The key issue, perhaps, is where Bournemouth go from here. This is their fourth successive campaign in the Premier League, a remarkable achievement in itself, but there is little to suggest they are capable of doing much better than their highest ever finish – ninth in the 2016-17 season – in the near future.
Howe, who at 41 has already taken charge of over 500 games as a manager, might be feeling a little existential about it all. He has been loyal to Bournemouth, taken them further than most would have imagined. But the rumours of a move to a bigger club have persisted. Eventually, the journey must surely come to an end.
Howe must also consider how much further he can take the club, too.
A recent report in the Bournemouth Echo revealed the Cherries made a loss of £11million in their third Premier League campaign. Yet there has been talk of a new stadium – the 11,400-seater Vitality Stadium is currently the smallest in the Premier League – although that is as yet unconfirmed. New training facilities could be on the horizon, too. And Howe has certainly laid the foundations for future success.
He may yet choose to stay with Bournemouth for the long-term, to build gradually over the next few years. Howe has an inimitable bond with the club, its fans and the owner. By now, they are almost inseparable.
The process of taking Bournemouth to the next level, though, is unlikely to be fast. The club cannot compete with some of the more financially well-endowed in the top flight, and their standout players – Ryan Fraser, David Brooks and Callum Wilson, to name just a few – will almost certainly be targeted by top-six clubs in the summer transfer window.
The Cherries will probably – thanks to a poor second half of the season – finish in the bottom half of the table. That will not be considered underachievement, but there is still a sense of dissatisfaction around the club. Howe, understandably, wants more.
“Very few times, have I felt like this during my management career when I’ve looked at a team and not been able to see what we’ve worked on,” the former Burnley coach said earlier this month. “We’re going through one of those phases at the moment where we look a bit disjointed.

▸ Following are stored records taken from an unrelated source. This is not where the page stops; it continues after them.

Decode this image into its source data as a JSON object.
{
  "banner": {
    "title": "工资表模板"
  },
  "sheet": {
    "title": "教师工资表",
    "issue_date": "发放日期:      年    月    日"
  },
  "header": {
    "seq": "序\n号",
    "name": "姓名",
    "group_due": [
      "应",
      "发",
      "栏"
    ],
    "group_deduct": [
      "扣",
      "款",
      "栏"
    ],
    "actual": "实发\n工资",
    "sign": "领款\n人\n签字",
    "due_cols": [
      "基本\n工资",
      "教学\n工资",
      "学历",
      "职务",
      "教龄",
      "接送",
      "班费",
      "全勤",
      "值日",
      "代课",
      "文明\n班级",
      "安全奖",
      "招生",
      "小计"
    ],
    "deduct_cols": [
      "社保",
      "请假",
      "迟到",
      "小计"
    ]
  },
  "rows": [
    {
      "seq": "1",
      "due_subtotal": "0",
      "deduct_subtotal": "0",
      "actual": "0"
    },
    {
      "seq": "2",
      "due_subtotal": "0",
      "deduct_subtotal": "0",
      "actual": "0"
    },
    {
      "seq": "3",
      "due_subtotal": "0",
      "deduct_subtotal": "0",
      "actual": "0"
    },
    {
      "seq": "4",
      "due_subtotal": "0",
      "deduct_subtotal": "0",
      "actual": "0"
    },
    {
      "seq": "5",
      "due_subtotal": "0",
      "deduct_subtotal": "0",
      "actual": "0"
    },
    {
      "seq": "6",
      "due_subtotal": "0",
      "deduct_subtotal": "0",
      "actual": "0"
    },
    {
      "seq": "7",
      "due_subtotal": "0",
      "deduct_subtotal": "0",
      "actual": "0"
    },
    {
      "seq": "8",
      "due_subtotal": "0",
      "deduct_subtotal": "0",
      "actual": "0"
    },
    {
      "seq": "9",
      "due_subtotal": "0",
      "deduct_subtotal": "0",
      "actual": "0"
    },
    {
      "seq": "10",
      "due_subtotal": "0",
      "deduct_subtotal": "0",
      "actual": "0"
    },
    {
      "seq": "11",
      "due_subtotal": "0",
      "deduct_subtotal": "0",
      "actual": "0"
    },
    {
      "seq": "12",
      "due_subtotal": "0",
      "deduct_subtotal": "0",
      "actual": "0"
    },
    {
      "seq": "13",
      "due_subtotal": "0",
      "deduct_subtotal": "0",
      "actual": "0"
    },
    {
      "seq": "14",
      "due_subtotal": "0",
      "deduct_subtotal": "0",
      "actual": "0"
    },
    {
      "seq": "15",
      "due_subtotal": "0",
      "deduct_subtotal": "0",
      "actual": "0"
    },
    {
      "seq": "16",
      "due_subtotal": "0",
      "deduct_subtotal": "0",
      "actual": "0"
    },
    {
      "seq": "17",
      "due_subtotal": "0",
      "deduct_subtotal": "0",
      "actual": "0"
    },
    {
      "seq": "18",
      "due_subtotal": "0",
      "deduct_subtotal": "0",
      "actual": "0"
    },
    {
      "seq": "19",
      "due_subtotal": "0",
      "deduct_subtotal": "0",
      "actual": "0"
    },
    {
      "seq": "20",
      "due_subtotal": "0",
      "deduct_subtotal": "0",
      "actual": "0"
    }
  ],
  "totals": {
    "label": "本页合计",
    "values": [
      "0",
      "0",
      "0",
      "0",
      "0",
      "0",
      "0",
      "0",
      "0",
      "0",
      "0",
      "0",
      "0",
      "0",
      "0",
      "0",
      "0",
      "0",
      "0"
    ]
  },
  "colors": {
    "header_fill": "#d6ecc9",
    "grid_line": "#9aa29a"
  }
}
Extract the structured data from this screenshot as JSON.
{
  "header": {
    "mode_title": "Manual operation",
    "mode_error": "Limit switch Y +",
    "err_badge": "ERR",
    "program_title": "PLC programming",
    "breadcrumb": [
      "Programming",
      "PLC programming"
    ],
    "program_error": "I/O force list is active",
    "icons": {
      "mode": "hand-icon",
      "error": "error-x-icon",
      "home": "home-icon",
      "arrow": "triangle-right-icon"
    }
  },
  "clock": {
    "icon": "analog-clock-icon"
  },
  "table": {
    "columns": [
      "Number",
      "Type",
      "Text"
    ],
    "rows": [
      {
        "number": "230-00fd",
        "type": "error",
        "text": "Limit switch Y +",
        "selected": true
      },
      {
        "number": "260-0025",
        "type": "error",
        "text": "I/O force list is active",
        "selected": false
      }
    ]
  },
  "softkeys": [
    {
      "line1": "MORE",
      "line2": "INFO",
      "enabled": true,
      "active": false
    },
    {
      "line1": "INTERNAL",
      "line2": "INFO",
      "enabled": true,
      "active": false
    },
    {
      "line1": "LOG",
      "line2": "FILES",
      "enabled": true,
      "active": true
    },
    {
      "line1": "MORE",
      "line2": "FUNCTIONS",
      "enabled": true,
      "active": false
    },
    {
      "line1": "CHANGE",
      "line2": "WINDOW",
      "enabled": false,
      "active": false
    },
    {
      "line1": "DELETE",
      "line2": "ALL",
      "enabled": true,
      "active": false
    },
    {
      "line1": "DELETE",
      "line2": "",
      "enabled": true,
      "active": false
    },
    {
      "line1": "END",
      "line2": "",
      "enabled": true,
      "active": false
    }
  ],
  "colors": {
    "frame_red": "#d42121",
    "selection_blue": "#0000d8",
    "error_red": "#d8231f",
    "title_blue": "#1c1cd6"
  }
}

“You are looking week in, week out, to see a clear identity, a clear way of playing, knowing you are improving in every game. But in recent weeks, we haven’t seen the clear philosophy we want, and that hurts me more than anything. We are going to have to review everything we do.”
Howe is ambitious and that is commendable. Bournemouth would not be where they are now without his impressive drive and determination. But he is working with restraints, limited by finances and facilities.
A move, assuming the right job becomes available, might be the best option for Howe in the near future. Neither he nor Bournemouth will have any intention of stagnating, and both club and manager will be keen to prove that they are not dependent on each other.
Howe, of course, is still young. He could choose to rebuild at Bournemouth, where there is a clear ambition to avoid the fate of so many middling Premier League clubs: spend years focusing on avoiding relegation until, inevitably, dropping out of the league.
Or he could part ways with the club before things get stale.
“The thought that we could get complacent, underestimate how strong our competition are, lose our work ethic – that pushes me to not rest, to not be satisfied, to not just settle,” Howe said in an interview with Joe.co.uk last year.
“We need to find every edge we can and give every inch we can. There are no shortcuts and there are no secrets. Standing still is absolutely not for me. It scares me.”
Howe is clearly determined to avoid the fate of many Premier League managers before him. Eventually, though, taking a step forward could mean leaving Bournemouth, the club where he has spent over a decade of his managerial career. All good things, after all, must come to an end.